Emergency over – What comes next for WA commercial leasing arrangements?

In just a little over two weeks’ time, on 28 March 2021, the emergency period under the Commercial Tenancies (COVID-19 Response) Act 2020 (WA) and its subsidiary legislation (the Commercial Tenancies (COVID-19 Response) Regulations 2020 (WA)) (COVID Legislation) will come to an end. 

So, it’s time to take stock, review your leasing agreements, and determine if:

  • there are claims for rent relief that have not been agreed between the parties to the lease;
  • there are rent reviews that would otherwise have taken place during the emergency period that can be initiated by a landlord as soon as the emergency period ends;
  • default and termination processes can be commenced as a result of tenant default; or
  • there are agreements in relation to rent relief, deferral of rent or extensions of the term that need to be documented.

Unresolved claims for rent relief

There is a time imperative for the parties to a lease reaching an agreement in relation to any claim for rent relief. 

Tenants have the right to apply to the State Administrative Tribunal (SAT) or make a request of the Small Business Development Corporation (SBDC) to seek resolution to a dispute in relation to rent relief.  However, if application to the SAT or referral to the SBDC has not been made by the end of the emergency period, the SAT and the SBDC will no longer have jurisdiction to hear and determine disputes of this nature.

If an agreement is not reached before the end of the emergency period in relation to a request for rent relief, the tenant should take alternative steps toenforce its rights before the end of the emergency period as the right to referany dispute to the SAT or the SBDC under the COVID Legislationwill be lost atthe expiry of the emergency period.

Rent Reviews 

Once the emergency period ends, so too does the prohibition on rental increases under small commercial leases. 

Landlords should review the rent review provisions of their leases as, depending on the drafting of the clauses, rent reviews that fell due during the emergency period may be able to be initiated from 28 March 2021. 

Just because a rent review fell due during the emergency period does not necessarily mean that it has been waived or is now unenforceable.

Default and termination

Similarly, once the emergency period ends, so too does the prohibition on taking action to terminate a small commercial lease.  In fact, landlords are again at liberty to take any of the “prohibited actions” set out in the COVID Legislation, including:

  • enforcing an eviction;
  • exercising a right of re-entry; or
  • making a damages claim.

While it is obviously untested, our position is that landlords may now, before the end of the emergency period, prepare and serve notices purporting to terminate leases if defaults are not remedied, provided that the date on which the lease will terminate falls after 28 March 2021.

Deed of variation and/or extension of lease

Most importantly, now is the time to document (by way of a deed) any arrangements or agreements reached by the parties to a lease during the emergency period relating to rent relief, deferral of rent or the extension of the term.

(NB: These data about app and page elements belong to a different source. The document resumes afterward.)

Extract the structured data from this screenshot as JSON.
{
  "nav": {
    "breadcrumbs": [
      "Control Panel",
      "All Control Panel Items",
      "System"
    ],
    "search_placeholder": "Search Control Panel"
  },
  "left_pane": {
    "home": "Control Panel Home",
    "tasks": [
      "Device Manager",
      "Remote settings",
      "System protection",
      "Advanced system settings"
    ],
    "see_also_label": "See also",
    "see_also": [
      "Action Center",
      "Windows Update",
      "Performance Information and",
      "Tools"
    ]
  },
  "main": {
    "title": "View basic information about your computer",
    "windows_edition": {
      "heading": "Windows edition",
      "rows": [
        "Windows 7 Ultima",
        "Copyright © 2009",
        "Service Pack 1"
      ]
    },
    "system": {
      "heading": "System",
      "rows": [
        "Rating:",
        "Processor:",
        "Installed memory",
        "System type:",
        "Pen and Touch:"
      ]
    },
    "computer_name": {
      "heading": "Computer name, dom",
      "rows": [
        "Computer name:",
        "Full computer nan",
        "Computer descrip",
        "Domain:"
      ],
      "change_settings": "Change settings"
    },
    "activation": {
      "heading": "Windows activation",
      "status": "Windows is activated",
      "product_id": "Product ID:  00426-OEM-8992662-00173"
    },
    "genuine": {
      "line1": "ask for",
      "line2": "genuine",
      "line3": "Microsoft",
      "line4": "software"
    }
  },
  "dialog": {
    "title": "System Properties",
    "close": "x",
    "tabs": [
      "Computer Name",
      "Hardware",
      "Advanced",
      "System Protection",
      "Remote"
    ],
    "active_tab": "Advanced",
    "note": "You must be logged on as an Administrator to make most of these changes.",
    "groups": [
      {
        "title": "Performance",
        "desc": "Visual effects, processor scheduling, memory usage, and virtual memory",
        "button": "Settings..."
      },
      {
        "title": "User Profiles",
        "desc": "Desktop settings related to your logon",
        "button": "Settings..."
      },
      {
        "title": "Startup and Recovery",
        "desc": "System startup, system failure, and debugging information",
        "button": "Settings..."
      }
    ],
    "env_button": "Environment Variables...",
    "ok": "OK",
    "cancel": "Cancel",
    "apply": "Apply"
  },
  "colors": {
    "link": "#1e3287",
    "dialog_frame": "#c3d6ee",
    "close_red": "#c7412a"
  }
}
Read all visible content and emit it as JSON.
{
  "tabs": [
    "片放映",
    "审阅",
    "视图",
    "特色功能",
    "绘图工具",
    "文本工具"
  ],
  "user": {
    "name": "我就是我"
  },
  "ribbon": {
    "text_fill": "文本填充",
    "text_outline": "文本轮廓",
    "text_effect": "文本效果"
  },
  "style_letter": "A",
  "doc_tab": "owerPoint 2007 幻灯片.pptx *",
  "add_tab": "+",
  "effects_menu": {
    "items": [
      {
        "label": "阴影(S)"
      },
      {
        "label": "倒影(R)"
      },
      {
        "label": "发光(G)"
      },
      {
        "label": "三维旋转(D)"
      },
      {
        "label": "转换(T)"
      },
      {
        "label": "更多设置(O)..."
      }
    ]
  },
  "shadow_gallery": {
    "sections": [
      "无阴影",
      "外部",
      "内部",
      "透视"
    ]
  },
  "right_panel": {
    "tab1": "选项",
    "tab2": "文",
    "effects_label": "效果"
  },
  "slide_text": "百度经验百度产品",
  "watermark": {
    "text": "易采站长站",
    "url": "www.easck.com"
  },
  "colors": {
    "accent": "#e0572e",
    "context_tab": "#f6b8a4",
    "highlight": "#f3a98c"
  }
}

The extent and amount of any rent relief and/or rent deferral will now be crystallised and, with the monetary amounts known, the variations to the terms of the lease can be drafted with clarity.

It has been our experience that, while some landlords are formally varying leases by way of a deed of variation (and, where necessary, a deed of extension), the majority of the agreements dealing with rent relief and deferral of rent have been evidenced by way of exchange of correspondence. 
While this is preferable to not being documented at all, there are issues that can arise in relation to the enforceability of letter agreements, such as:

  • The lease itself may contain a clause stating that the lease can only be varied by a deed signed by both parties.  Therefore, a letter agreement may not be an effective method of varying the lease.
  • The lease is also likely to contain an “entire agreements” clause which will state that the lease is the entire agreement between the parties in relation to the premises, which calls into question the status of the letter agreement.
  • A letter agreement could be deemed to be a personal agreement between the landlord and the tenant, rather than part of the lease.  If the lease is assigned, the letter agreement would not automatically flow to an assignee on the assignment of the lease.  A deed of variation and/or extension of lease, if properly drafted, will be supplemental to the lease and will form part of the lease which is assigned.

We suggest that deeds of variation and/or extension of lease be entered into and, where possible, registered at Landgate.  This will overcome problems associated with letter agreements that are forgotten or not adequately dealt with (particularly in instances where leases are assigned).

Contact Lavan

Please contact Lavan’s Property and Leasing team if you have any queries about the COVID Legislation and its application, or if you would like assistance in relation to taking action to enforce a right to rent relief or in documenting variations and/or extensions to your leases.

Disclaimer – the information contained in this publication does not constitute legal advice and should not be relied upon as such. You should seek legal advice in relation to any particular matter you may have before relying or acting on this information. The Lavan team are here to assist.